The method is able to detect a large range of biomarkers, with the potential to diagnose and monitor disease states at a very early stage of disease development. The invention has already been demonstrated to detect human α-thrombin, high concentrations of which have been linked to thrombotic disease. The invention can be utilised to detect any protein biomarkers across a range of conditions, such as cancer, infection or neurodegenerative diseases.

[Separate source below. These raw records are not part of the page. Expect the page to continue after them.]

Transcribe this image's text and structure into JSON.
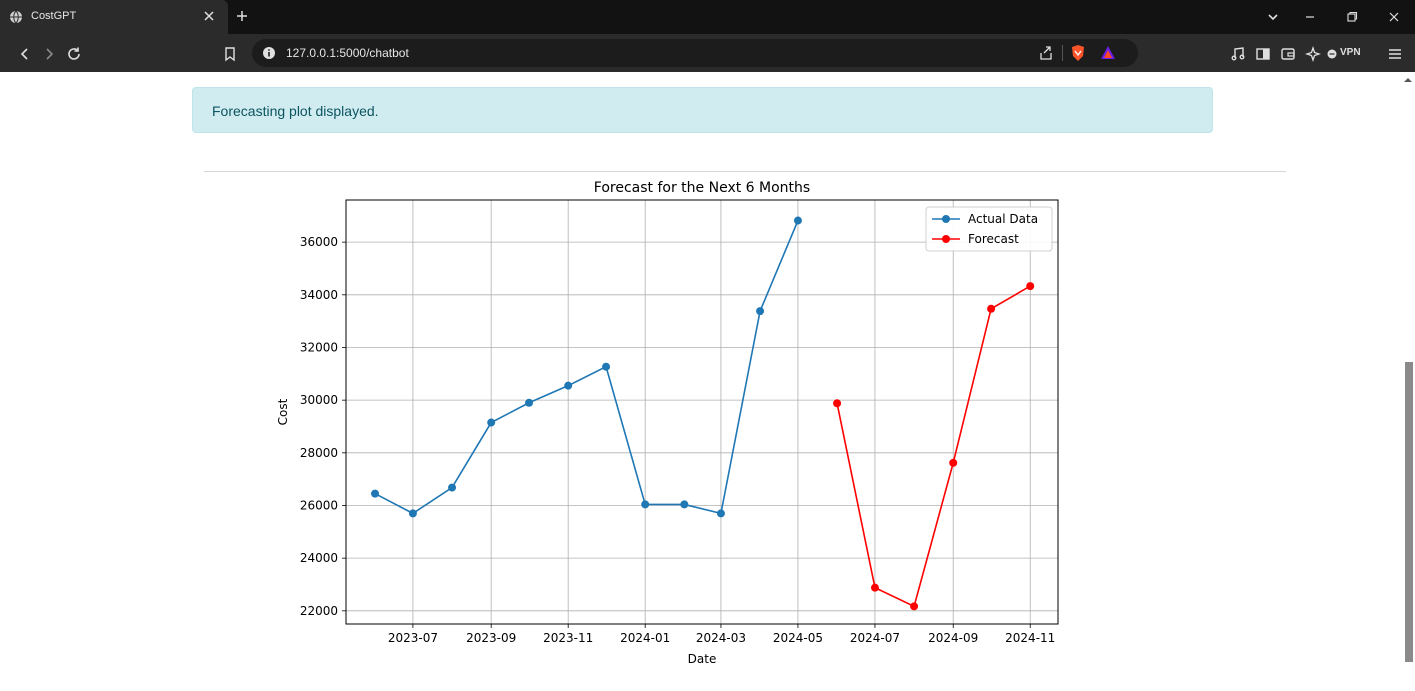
{
  "browser": {
    "tab_title": "CostGPT",
    "url": "127.0.0.1:5000/chatbot",
    "vpn_label": "VPN"
  },
  "alert": {
    "message": "Forecasting plot displayed."
  },
  "chart_data": {
    "type": "line",
    "title": "Forecast for the Next 6 Months",
    "xlabel": "Date",
    "ylabel": "Cost",
    "x_tick_labels": [
      "2023-07",
      "2023-09",
      "2023-11",
      "2024-01",
      "2024-03",
      "2024-05",
      "2024-07",
      "2024-09",
      "2024-11"
    ],
    "y_tick_labels": [
      "22000",
      "24000",
      "26000",
      "28000",
      "30000",
      "32000",
      "34000",
      "36000"
    ],
    "ylim": [
      21500,
      37600
    ],
    "xlim": [
      "2023-05-09",
      "2024-11-23"
    ],
    "grid": true,
    "legend_position": "top-right",
    "series": [
      {
        "name": "Actual Data",
        "color": "#1f77b4",
        "x": [
          "2023-06-01",
          "2023-07-01",
          "2023-08-01",
          "2023-09-01",
          "2023-10-01",
          "2023-11-01",
          "2023-12-01",
          "2024-01-01",
          "2024-02-01",
          "2024-03-01",
          "2024-04-01",
          "2024-05-01"
        ],
        "values": [
          26450,
          25700,
          26680,
          29150,
          29900,
          30550,
          31270,
          26040,
          26040,
          25700,
          33380,
          36820
        ]
      },
      {
        "name": "Forecast",
        "color": "#ff0000",
        "x": [
          "2024-06-01",
          "2024-07-01",
          "2024-08-01",
          "2024-09-01",
          "2024-10-01",
          "2024-11-01"
        ],
        "values": [
          29880,
          22880,
          22170,
          27620,
          33470,
          34330
        ]
      }
    ]
  }
}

While nanopore sensing is well developed for detection of nucleic acids, its use in screening proteins is complicated by heterogenous charge, fast translocation time and non-specific adsorption of the analyte to the pore, all contributing to a lack of specificity, particularly when applied to complex biological matrices such as serum or cerebrospinal fluid (CSF). Methods to compensate for these issues entail extensive molecular engineering or complex immobilisation. Moreover, they also often necessitate high analyte concentrations and unusually high ionic strength, differing from physiological salt concentrations and potentially altering protein conformation. To address these limitations we have developed a flexible and selective approach to nanopore protein screening for accurate detection of multiple analytes.
In the invention, aptamer sequences are extended to hybridise to a complementary DNA carrier, together forming a specific detection probe. Advantageously, the carrier is generic and can be used in all situations, while the aptamer is specific to the target protein. In use, the aptamer-carrier signature is identifiable as highly negative, and its profile is disturbed by the presence of bound proteins. Location and magnitude of the peak generated allows the protein to be identified.

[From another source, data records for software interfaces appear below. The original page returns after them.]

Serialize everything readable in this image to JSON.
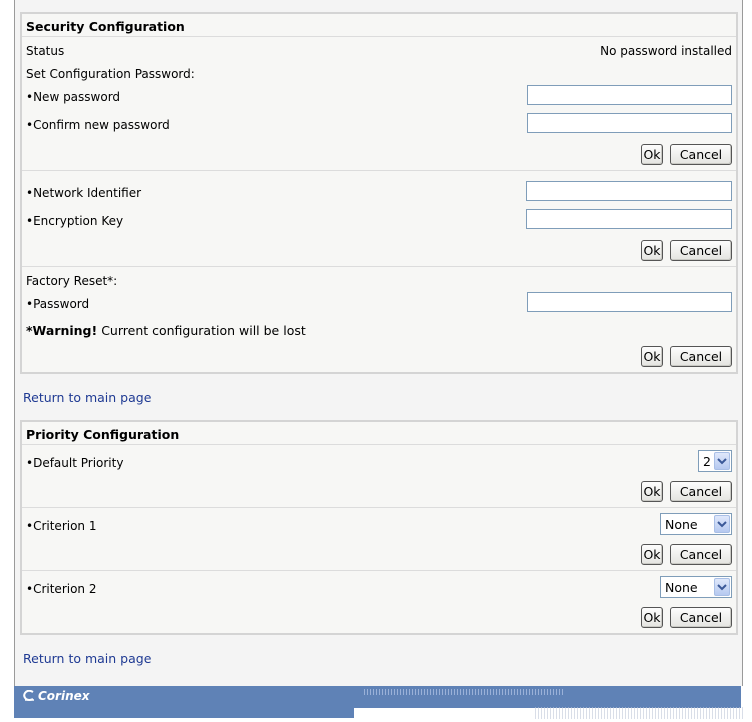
{
  "security": {
    "title": "Security Configuration",
    "status_label": "Status",
    "status_value": "No password installed",
    "set_password_label": "Set Configuration Password:",
    "new_password_label": "•New password",
    "confirm_password_label": "•Confirm new password",
    "new_password_value": "",
    "confirm_password_value": "",
    "network_identifier_label": "•Network Identifier",
    "encryption_key_label": "•Encryption Key",
    "network_identifier_value": "",
    "encryption_key_value": "",
    "factory_reset_label": "Factory Reset*:",
    "factory_password_label": "•Password",
    "factory_password_value": "",
    "warning_bold": "*Warning!",
    "warning_text": " Current configuration will be lost",
    "ok_label": "Ok",
    "cancel_label": "Cancel"
  },
  "return_link": "Return to main page",
  "priority": {
    "title": "Priority Configuration",
    "default_priority_label": "•Default Priority",
    "default_priority_value": "2",
    "criterion1_label": "•Criterion 1",
    "criterion1_value": "None",
    "criterion2_label": "•Criterion 2",
    "criterion2_value": "None",
    "ok_label": "Ok",
    "cancel_label": "Cancel"
  },
  "footer": {
    "brand": "Corinex"
  }
}
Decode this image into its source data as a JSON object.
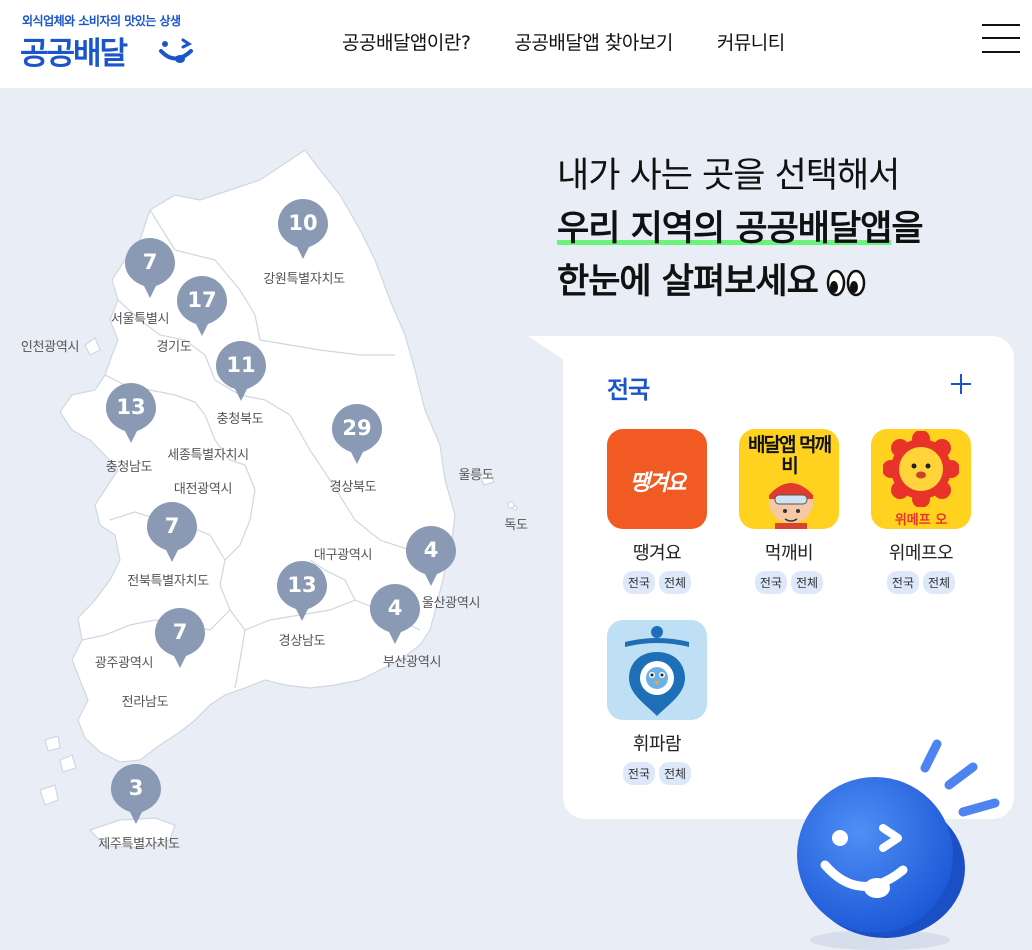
{
  "header": {
    "tagline": "외식업체와 소비자의 맛있는 상생",
    "logo_title": "공공배달",
    "nav": [
      "공공배달앱이란?",
      "공공배달앱 찾아보기",
      "커뮤니티"
    ]
  },
  "headline": {
    "line1": "내가 사는 곳을 선택해서",
    "line2": "우리 지역의 공공배달앱을",
    "line2_highlight": "우리 지역의 공공배달앱",
    "line2_suffix": "을",
    "line3": "한눈에 살펴보세요"
  },
  "map": {
    "regions": [
      {
        "name": "강원특별자치도",
        "count": "10"
      },
      {
        "name": "서울특별시",
        "count": "7"
      },
      {
        "name": "경기도",
        "count": "17"
      },
      {
        "name": "인천광역시"
      },
      {
        "name": "충청북도",
        "count": "11"
      },
      {
        "name": "충청남도",
        "count": "13"
      },
      {
        "name": "세종특별자치시"
      },
      {
        "name": "대전광역시"
      },
      {
        "name": "경상북도",
        "count": "29"
      },
      {
        "name": "울릉도"
      },
      {
        "name": "독도"
      },
      {
        "name": "대구광역시"
      },
      {
        "name": "전북특별자치도",
        "count": "7"
      },
      {
        "name": "울산광역시",
        "count": "4"
      },
      {
        "name": "경상남도",
        "count": "13"
      },
      {
        "name": "부산광역시",
        "count": "4"
      },
      {
        "name": "광주광역시",
        "count": "7"
      },
      {
        "name": "전라남도"
      },
      {
        "name": "제주특별자치도",
        "count": "3"
      }
    ],
    "pin_color": "#8a9ab4"
  },
  "card": {
    "title": "전국",
    "apps": [
      {
        "name": "땡겨요",
        "tags": [
          "전국",
          "전체"
        ],
        "icon_text": "땡겨요",
        "color": "#f15a22"
      },
      {
        "name": "먹깨비",
        "tags": [
          "전국",
          "전체"
        ],
        "icon_text": "배달앱 먹깨비",
        "color": "#ffd21f"
      },
      {
        "name": "위메프오",
        "tags": [
          "전국",
          "전체"
        ],
        "icon_text": "위메프 오",
        "color": "#ffd21f"
      },
      {
        "name": "휘파람",
        "tags": [
          "전국",
          "전체"
        ],
        "color": "#bfe0f4"
      }
    ]
  },
  "colors": {
    "brand_blue": "#1a56c9",
    "highlight_green": "#6bf27a",
    "background": "#e9eef6"
  }
}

- Detects proteins at very low concentrations (down to pM range).
- Applicable to any protein regardless of size or charge.
- Potential for detection of 40+ proteins at one time.

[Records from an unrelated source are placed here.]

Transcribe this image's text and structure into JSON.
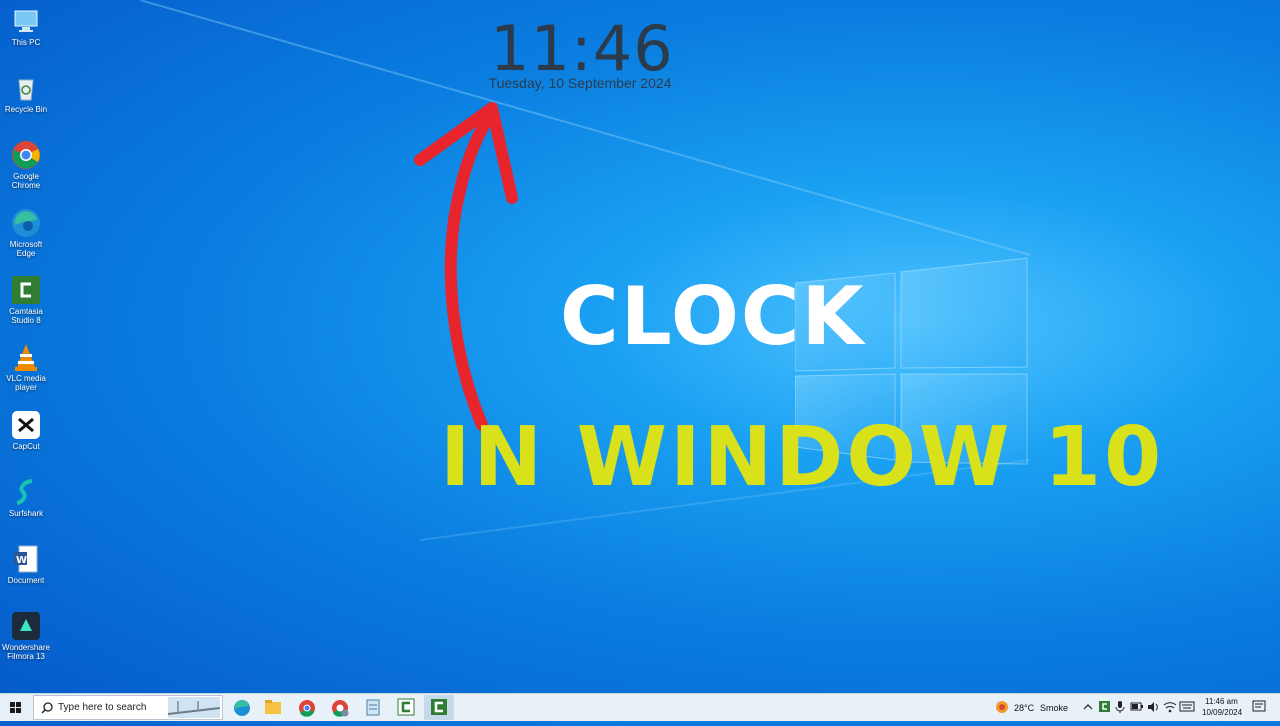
{
  "desktop": {
    "icons": [
      {
        "label": "This PC",
        "icon": "this-pc-icon"
      },
      {
        "label": "Recycle Bin",
        "icon": "recycle-bin-icon"
      },
      {
        "label": "Google\nChrome",
        "icon": "chrome-icon"
      },
      {
        "label": "Microsoft\nEdge",
        "icon": "edge-icon"
      },
      {
        "label": "Camtasia\nStudio 8",
        "icon": "camtasia-icon"
      },
      {
        "label": "VLC media\nplayer",
        "icon": "vlc-icon"
      },
      {
        "label": "CapCut",
        "icon": "capcut-icon"
      },
      {
        "label": "Surfshark",
        "icon": "surfshark-icon"
      },
      {
        "label": "Document",
        "icon": "word-document-icon"
      },
      {
        "label": "Wondershare\nFilmora 13",
        "icon": "filmora-icon"
      }
    ]
  },
  "clock_widget": {
    "time": "11:46",
    "date": "Tuesday, 10 September 2024"
  },
  "overlay": {
    "title": "CLOCK",
    "subtitle": "IN WINDOW 10",
    "title_color": "#ffffff",
    "subtitle_color": "#d9e11a",
    "arrow_color": "#e8242c"
  },
  "taskbar": {
    "search_placeholder": "Type here to search",
    "weather": {
      "temp": "28°C",
      "condition": "Smoke"
    },
    "time": "11:46 am",
    "date": "10/09/2024",
    "pinned": [
      "edge-icon",
      "file-explorer-icon",
      "chrome-icon",
      "chrome-profile-icon",
      "notepad-icon",
      "camtasia-icon",
      "camtasia-active-icon"
    ]
  }
}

- No need for sample purification or altering of salt concentrations.
- Very low false positive rate (<1%).
Intellectual property information
Links to published papers
Sze, J. Y., Ivanov, A. P., Cass, A. E., & Edel, J. B. (2017). Single molecule multiplexed nanopore protein screening in human serum using aptamer modified DNA carriers. Nature communications, 8(1), 1-10.
Professor Joshua Edel, Professor Tony Cass, Dr Jasmine Sze